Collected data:
□ □ □ □ □
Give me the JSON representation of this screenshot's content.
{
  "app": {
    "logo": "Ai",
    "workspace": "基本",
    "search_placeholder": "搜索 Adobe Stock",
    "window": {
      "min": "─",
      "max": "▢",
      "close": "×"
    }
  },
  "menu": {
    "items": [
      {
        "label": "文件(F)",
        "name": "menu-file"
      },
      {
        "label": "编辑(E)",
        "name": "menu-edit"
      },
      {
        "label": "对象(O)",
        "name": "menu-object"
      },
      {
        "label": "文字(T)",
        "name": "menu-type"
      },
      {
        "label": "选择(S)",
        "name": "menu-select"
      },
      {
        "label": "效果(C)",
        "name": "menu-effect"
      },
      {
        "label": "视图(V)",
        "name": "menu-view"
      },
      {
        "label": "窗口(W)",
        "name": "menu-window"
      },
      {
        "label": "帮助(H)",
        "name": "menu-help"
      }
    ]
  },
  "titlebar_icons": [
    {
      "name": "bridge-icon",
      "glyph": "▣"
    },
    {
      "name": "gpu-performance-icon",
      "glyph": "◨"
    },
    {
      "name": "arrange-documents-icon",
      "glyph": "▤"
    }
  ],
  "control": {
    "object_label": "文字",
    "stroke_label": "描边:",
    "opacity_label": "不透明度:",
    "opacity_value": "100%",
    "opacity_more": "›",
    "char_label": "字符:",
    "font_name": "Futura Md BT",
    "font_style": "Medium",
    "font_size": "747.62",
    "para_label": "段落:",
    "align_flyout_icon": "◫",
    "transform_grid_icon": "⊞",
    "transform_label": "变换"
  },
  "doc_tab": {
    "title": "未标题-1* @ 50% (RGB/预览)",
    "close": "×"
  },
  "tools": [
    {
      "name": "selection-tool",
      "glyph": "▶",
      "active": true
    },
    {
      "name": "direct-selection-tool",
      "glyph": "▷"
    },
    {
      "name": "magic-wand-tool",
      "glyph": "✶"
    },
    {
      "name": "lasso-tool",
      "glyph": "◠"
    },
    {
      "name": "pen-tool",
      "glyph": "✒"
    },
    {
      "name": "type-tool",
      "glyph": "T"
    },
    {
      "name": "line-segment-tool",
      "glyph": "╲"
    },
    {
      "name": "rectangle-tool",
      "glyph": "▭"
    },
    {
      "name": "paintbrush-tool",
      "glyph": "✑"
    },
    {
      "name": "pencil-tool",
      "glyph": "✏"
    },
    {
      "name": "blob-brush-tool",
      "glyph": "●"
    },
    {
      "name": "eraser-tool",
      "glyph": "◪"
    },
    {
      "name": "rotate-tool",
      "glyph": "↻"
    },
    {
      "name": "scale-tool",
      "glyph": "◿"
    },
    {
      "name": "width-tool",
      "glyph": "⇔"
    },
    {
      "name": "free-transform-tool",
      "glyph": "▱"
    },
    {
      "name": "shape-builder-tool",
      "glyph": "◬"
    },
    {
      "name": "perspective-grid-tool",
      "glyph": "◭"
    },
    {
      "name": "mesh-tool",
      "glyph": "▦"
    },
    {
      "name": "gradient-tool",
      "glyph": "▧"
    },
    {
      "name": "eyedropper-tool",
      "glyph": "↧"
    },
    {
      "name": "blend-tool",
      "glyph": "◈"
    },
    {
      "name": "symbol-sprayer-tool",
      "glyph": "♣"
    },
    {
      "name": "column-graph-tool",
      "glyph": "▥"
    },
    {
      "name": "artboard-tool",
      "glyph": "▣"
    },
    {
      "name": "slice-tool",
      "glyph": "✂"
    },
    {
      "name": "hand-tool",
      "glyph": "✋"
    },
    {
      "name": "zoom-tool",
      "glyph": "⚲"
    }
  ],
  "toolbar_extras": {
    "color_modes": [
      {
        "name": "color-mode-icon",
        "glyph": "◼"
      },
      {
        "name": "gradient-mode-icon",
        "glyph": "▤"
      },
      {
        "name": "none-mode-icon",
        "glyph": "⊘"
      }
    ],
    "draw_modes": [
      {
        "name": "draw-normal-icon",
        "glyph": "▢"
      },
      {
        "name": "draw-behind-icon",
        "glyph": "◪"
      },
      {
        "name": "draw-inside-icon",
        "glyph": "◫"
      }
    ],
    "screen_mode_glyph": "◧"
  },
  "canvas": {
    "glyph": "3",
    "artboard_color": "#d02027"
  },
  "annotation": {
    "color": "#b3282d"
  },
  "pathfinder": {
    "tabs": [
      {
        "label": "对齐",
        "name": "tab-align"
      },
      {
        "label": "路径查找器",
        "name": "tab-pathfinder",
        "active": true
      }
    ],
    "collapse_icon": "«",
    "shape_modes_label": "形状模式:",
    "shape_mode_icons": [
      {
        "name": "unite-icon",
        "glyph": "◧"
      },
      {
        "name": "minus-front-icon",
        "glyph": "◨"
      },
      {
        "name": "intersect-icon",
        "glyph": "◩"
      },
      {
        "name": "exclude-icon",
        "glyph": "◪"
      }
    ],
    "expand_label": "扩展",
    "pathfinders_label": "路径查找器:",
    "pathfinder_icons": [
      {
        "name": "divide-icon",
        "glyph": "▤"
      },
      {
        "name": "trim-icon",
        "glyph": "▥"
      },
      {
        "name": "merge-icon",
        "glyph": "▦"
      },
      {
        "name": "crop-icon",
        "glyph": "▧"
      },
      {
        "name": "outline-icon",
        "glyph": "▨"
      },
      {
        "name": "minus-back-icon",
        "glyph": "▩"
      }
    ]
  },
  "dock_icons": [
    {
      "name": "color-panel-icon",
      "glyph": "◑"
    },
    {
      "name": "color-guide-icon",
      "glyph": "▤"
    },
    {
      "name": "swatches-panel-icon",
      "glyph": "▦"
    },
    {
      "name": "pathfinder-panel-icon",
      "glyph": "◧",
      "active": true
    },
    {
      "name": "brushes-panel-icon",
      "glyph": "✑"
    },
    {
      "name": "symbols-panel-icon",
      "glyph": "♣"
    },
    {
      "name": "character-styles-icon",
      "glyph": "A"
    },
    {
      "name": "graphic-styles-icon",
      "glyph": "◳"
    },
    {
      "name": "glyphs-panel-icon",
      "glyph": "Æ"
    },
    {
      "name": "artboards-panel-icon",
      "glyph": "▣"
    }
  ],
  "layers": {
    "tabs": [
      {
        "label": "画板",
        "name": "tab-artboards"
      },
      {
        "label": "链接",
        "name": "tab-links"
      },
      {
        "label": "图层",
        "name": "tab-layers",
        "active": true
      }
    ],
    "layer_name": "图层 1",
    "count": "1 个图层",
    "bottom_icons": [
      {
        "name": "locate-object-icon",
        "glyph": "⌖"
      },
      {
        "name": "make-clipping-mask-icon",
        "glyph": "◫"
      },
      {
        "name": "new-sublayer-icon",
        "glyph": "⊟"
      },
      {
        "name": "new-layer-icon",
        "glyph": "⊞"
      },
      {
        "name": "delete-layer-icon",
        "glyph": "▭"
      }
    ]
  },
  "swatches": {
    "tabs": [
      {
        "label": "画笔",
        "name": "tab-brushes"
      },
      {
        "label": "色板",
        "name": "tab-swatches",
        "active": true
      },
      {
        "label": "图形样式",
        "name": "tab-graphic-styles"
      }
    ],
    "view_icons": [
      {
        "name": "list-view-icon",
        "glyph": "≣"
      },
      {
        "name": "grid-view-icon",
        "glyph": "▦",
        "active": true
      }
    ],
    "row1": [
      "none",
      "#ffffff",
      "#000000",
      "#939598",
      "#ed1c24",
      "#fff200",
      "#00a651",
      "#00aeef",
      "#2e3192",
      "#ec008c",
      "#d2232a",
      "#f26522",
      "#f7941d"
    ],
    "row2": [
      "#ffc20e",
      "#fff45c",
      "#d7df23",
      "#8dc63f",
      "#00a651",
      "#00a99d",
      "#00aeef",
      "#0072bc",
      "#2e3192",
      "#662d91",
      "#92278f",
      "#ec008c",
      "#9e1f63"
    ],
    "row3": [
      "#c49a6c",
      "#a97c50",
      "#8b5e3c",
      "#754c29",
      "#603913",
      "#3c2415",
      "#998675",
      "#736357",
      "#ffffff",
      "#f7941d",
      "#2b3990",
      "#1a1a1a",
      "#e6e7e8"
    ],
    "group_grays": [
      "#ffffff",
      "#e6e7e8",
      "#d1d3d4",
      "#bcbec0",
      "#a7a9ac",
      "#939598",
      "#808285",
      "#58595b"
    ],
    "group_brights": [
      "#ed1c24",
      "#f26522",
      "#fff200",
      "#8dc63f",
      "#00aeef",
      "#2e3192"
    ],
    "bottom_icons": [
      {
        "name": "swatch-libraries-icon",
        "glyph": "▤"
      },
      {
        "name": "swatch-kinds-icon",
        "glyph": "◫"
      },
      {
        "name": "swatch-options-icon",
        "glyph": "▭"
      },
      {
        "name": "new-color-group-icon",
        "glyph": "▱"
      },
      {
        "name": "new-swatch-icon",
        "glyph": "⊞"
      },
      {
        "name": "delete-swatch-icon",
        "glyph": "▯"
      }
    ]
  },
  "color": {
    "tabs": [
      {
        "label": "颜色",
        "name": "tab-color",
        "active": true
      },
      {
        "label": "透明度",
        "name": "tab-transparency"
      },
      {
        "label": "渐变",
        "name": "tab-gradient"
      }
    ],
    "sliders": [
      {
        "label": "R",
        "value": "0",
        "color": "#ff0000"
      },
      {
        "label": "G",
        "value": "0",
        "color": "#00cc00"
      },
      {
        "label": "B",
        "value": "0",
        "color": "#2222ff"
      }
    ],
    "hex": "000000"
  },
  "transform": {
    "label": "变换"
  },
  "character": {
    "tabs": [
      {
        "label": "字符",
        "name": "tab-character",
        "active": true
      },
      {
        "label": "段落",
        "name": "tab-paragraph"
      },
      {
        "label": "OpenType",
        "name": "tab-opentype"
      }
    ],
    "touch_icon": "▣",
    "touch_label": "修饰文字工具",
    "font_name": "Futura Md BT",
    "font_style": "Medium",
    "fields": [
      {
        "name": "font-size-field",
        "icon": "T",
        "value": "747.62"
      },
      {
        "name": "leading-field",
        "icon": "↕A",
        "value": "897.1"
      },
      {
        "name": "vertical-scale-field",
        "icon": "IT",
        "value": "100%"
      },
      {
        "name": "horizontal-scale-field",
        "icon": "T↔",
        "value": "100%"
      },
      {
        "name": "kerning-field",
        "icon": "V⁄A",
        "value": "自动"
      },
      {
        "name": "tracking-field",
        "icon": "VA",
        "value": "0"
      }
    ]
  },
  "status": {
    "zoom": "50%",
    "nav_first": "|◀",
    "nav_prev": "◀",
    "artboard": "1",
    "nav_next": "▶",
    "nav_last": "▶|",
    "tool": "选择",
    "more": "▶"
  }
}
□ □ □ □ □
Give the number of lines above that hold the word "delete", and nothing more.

2